The Royal Society of New South Wales presents "Science then and now - What 100 years have done for Science"
The Royal Society returns to Science House for History Week. Come and hear the lecture, come and see this magnificent building in The Rocks.
Saturday 6 September, 2-4 pm, Science House, 157 Gloucester Street (corner of Essex and Gloucester Sts) in the city. This is a free event and bookings are not essential.
The Royal Society of NSW has been invited to participate in History Week and where better to stage an event than the heritage-listed Science House in the heritage-listed Rocks. Our former president, Professor Jak Kelly will present "Science then and now - what 100 years have done for science". Jak will both act and dress for the role when he delivers an important scientific paper exactly as it was delivered to a meeting of the Royal Society of NSW around the turn of the 20th Century. An equally eminent scientist will demonstrate the advances since that time when delivering an equivalent address on the topic. Authentic technology and equipment of the period with copies of the original paper will help to transport the audience back to those heady days when science was considered of paramount importance.
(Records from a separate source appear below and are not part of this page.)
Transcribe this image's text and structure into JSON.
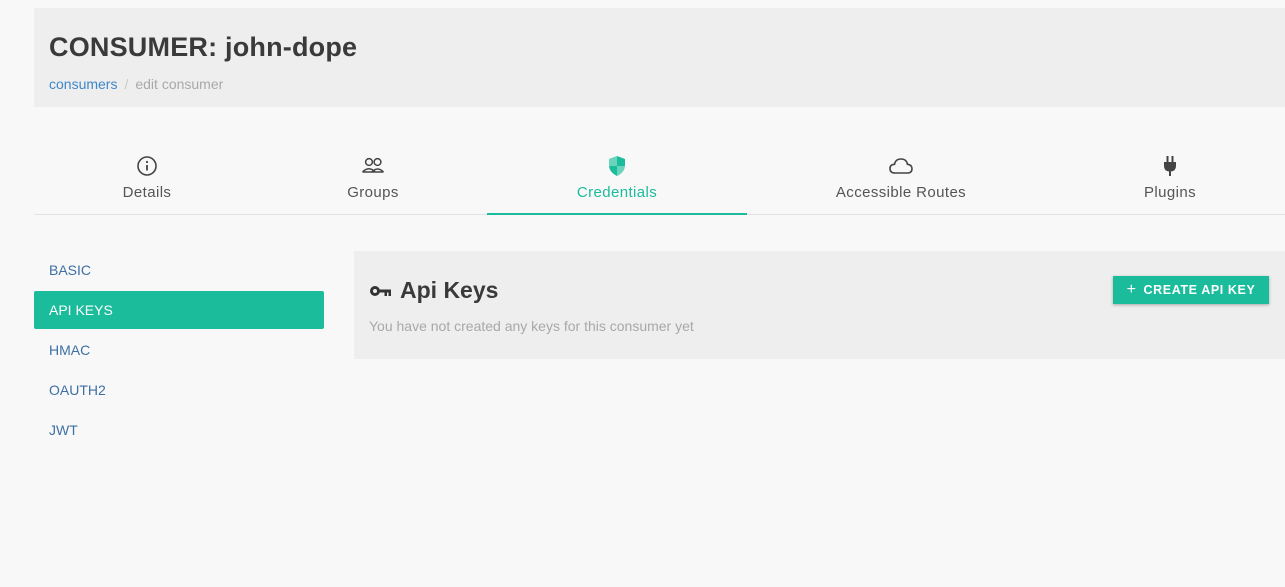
{
  "header": {
    "title": "CONSUMER: john-dope",
    "breadcrumb": {
      "link": "consumers",
      "separator": "/",
      "current": "edit consumer"
    }
  },
  "tabs": [
    {
      "label": "Details",
      "icon": "info-icon",
      "active": false
    },
    {
      "label": "Groups",
      "icon": "groups-icon",
      "active": false
    },
    {
      "label": "Credentials",
      "icon": "shield-icon",
      "active": true
    },
    {
      "label": "Accessible Routes",
      "icon": "cloud-icon",
      "active": false
    },
    {
      "label": "Plugins",
      "icon": "plug-icon",
      "active": false
    }
  ],
  "sidenav": {
    "items": [
      {
        "label": "BASIC",
        "active": false
      },
      {
        "label": "API KEYS",
        "active": true
      },
      {
        "label": "HMAC",
        "active": false
      },
      {
        "label": "OAUTH2",
        "active": false
      },
      {
        "label": "JWT",
        "active": false
      }
    ]
  },
  "panel": {
    "title": "Api Keys",
    "title_icon": "key-icon",
    "description": "You have not created any keys for this consumer yet",
    "create_button": "CREATE API KEY"
  },
  "colors": {
    "accent": "#1abc9c",
    "link": "#3e87c8",
    "header_bg": "#eeeeee",
    "page_bg": "#f8f8f8"
  }
}
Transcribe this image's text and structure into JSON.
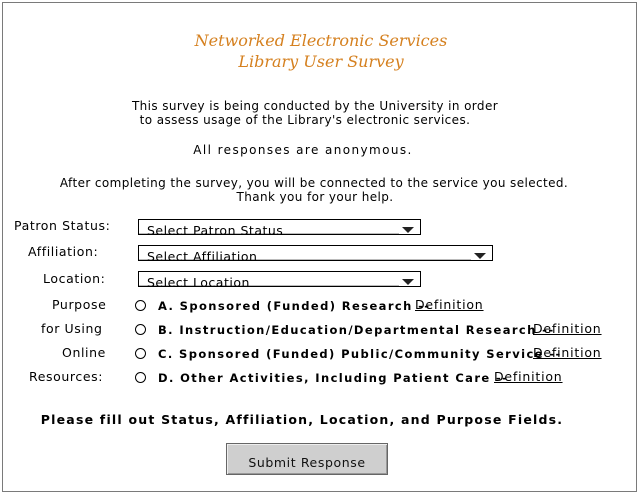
{
  "header": {
    "title_line1": "Networked Electronic Services",
    "title_line2": "Library User Survey"
  },
  "intro": {
    "line1": "This survey is being conducted by the University in order",
    "line2": "to assess usage of the Library's electronic services.",
    "anonymous": "All responses are anonymous.",
    "after_line1": "After completing the survey, you will be connected to the service you selected.",
    "after_line2": "Thank you for your help."
  },
  "form": {
    "status": {
      "label": "Patron Status:",
      "value": "Select Patron Status"
    },
    "affiliation": {
      "label": "Affiliation:",
      "value": "Select Affiliation"
    },
    "location": {
      "label": "Location:",
      "value": "Select Location"
    },
    "purpose_labels": [
      "Purpose",
      "for Using",
      "Online",
      "Resources:"
    ],
    "purpose_options": [
      {
        "text": "A. Sponsored (Funded) Research --",
        "link": "Definition"
      },
      {
        "text": "B. Instruction/Education/Departmental Research --",
        "link": "Definition"
      },
      {
        "text": "C. Sponsored (Funded) Public/Community Service --",
        "link": "Definition"
      },
      {
        "text": "D. Other Activities, Including Patient Care --",
        "link": "Definition"
      }
    ],
    "notice": "Please fill out Status, Affiliation, Location, and Purpose Fields.",
    "submit_label": "Submit Response"
  },
  "icons": {
    "dropdown": "chevron-down-icon",
    "radio": "radio-unchecked-icon"
  }
}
Robyn Stutchbury addresses the Blue Mountains Historical Society;
"Unearthing the Buried Treasures of the Royal Society of NSW"
Robyn Stutchbury has been invited to address the Blue Mountains Historical Society. Her address, "Unearthing the buried treasures of the Royal Society of NSW" will focus on the work we have been doing on the Society's collection as a result of two Community Heritage Grants (CHG) from the National Library of Australia. She will report on the problems of maintaining our collection and the steps we are taking to overcome these.
The assessments reported by the two professional historians engaged through the CHG funding indicate that we are the custodians of a highly significant collection both culturally and historically. We are now faced with the problems of how to carefully conserve the collection and how to make it available to researchers and the public alike.
Blue Mountains Society headquarters, "Hobby's Reach" 99 Blaxland Road, Wentworth Falls. Saturday 6 September, 10.30 - 12 noon
Global Warming & The Cosmos
The Royal Society of NSW arranged for two of the world's leading climate scientists to give a presentation on whether climate change is man-made, natural or both. The presentation was made to an enthusiastic audience of some 250 people, followed by a lively Q&A session. The presenters were: Dr Graeme Pearman, former head of the CSIRO Atmospheric Division and adviser to Al Gore and to the Garnaut Climate Change Review and Dr Eigil Friis-Christensen, director of the National Space Institute (NSI) (previously the Danish National Space Centre) at the Technical University of Denmark.
Both speakers agreed that much more research is needed into the ways in which solar variation affects climate, and to investigate whether there is a link between GCRs and cloud formation which is significant in the context of climate change.
The Royal Society of NSW wishes to thank the two speakers for presenting their papers. They also wish to thank Dick Whitaker for chairing the meeting, and Frensham School for hosting the event.
Date: Saturday 5 April 2008
Time: 1.30 pm for 2.00 pm
Venue: Clubbe Hall, Frensham, Cnr of Range Rd and Waverley Pde Mittagong
The Society held a very successful Annual Dinner at the Forum Restaurant, Darlington Centre, University of Sydney on Friday 14 March 2008.
The guest of honour was Professor Marie Bashir AC CVO, Governor of NSW, who presented our Awards for 2007. She also addressed those attending and spoke about the achievements of the Society and its place in the modern world and how pleased she was to be our Patron.